• WHAT TO PRODUCE
Please return all of the entries below exactly as they are written.

• ENTRIES PROVIDED
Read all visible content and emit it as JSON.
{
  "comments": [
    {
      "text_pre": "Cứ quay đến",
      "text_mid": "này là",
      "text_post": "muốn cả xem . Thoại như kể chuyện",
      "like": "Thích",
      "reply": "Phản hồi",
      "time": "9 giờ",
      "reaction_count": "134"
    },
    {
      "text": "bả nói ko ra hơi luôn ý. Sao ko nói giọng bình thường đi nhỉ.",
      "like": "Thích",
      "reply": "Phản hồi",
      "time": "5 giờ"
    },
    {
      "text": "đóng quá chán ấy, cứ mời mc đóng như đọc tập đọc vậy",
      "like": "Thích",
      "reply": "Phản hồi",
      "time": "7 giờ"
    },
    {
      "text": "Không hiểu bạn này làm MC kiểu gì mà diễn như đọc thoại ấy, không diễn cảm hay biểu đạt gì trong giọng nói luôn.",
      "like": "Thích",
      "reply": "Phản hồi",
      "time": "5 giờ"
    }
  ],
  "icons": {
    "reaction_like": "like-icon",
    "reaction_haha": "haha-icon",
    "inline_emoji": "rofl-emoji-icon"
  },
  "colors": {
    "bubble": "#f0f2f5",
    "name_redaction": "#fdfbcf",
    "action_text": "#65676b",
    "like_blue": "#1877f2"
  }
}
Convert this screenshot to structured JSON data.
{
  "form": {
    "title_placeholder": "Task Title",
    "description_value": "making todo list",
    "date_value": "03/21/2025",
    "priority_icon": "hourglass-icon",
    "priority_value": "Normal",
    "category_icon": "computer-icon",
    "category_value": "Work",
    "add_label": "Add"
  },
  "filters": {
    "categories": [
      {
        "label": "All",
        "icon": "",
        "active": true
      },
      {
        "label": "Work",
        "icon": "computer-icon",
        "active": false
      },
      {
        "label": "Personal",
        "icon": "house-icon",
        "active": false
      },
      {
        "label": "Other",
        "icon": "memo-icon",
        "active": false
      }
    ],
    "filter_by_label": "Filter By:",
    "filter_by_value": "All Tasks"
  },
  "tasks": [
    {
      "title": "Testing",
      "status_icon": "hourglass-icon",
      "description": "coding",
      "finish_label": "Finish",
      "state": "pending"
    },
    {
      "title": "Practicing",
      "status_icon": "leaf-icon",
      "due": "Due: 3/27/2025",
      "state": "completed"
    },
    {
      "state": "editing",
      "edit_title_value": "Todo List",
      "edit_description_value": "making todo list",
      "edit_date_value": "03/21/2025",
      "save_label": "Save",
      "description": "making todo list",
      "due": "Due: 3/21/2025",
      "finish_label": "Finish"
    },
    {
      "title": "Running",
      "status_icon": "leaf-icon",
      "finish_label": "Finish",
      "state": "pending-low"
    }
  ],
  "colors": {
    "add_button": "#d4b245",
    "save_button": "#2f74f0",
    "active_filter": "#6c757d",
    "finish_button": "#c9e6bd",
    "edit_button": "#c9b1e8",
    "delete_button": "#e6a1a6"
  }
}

• WRITTEN SOLUTION
Read all visible content and emit it as JSON.
{
  "comments": [
    {
      "text_pre": "Cứ quay đến",
      "text_mid": "này là",
      "text_post": "muốn cả xem . Thoại như kể chuyện",
      "like": "Thích",
      "reply": "Phản hồi",
      "time": "9 giờ",
      "reaction_count": "134"
    },
    {
      "text": "bả nói ko ra hơi luôn ý. Sao ko nói giọng bình thường đi nhỉ.",
      "like": "Thích",
      "reply": "Phản hồi",
      "time": "5 giờ"
    },
    {
      "text": "đóng quá chán ấy, cứ mời mc đóng như đọc tập đọc vậy",
      "like": "Thích",
      "reply": "Phản hồi",
      "time": "7 giờ"
    },
    {
      "text": "Không hiểu bạn này làm MC kiểu gì mà diễn như đọc thoại ấy, không diễn cảm hay biểu đạt gì trong giọng nói luôn.",
      "like": "Thích",
      "reply": "Phản hồi",
      "time": "5 giờ"
    }
  ],
  "icons": {
    "reaction_like": "like-icon",
    "reaction_haha": "haha-icon",
    "inline_emoji": "rofl-emoji-icon"
  },
  "colors": {
    "bubble": "#f0f2f5",
    "name_redaction": "#fdfbcf",
    "action_text": "#65676b",
    "like_blue": "#1877f2"
  }
}
Convert this screenshot to structured JSON data.
{
  "form": {
    "title_placeholder": "Task Title",
    "description_value": "making todo list",
    "date_value": "03/21/2025",
    "priority_icon": "hourglass-icon",
    "priority_value": "Normal",
    "category_icon": "computer-icon",
    "category_value": "Work",
    "add_label": "Add"
  },
  "filters": {
    "categories": [
      {
        "label": "All",
        "icon": "",
        "active": true
      },
      {
        "label": "Work",
        "icon": "computer-icon",
        "active": false
      },
      {
        "label": "Personal",
        "icon": "house-icon",
        "active": false
      },
      {
        "label": "Other",
        "icon": "memo-icon",
        "active": false
      }
    ],
    "filter_by_label": "Filter By:",
    "filter_by_value": "All Tasks"
  },
  "tasks": [
    {
      "title": "Testing",
      "status_icon": "hourglass-icon",
      "description": "coding",
      "finish_label": "Finish",
      "state": "pending"
    },
    {
      "title": "Practicing",
      "status_icon": "leaf-icon",
      "due": "Due: 3/27/2025",
      "state": "completed"
    },
    {
      "state": "editing",
      "edit_title_value": "Todo List",
      "edit_description_value": "making todo list",
      "edit_date_value": "03/21/2025",
      "save_label": "Save",
      "description": "making todo list",
      "due": "Due: 3/21/2025",
      "finish_label": "Finish"
    },
    {
      "title": "Running",
      "status_icon": "leaf-icon",
      "finish_label": "Finish",
      "state": "pending-low"
    }
  ],
  "colors": {
    "add_button": "#d4b245",
    "save_button": "#2f74f0",
    "active_filter": "#6c757d",
    "finish_button": "#c9e6bd",
    "edit_button": "#c9b1e8",
    "delete_button": "#e6a1a6"
  }
}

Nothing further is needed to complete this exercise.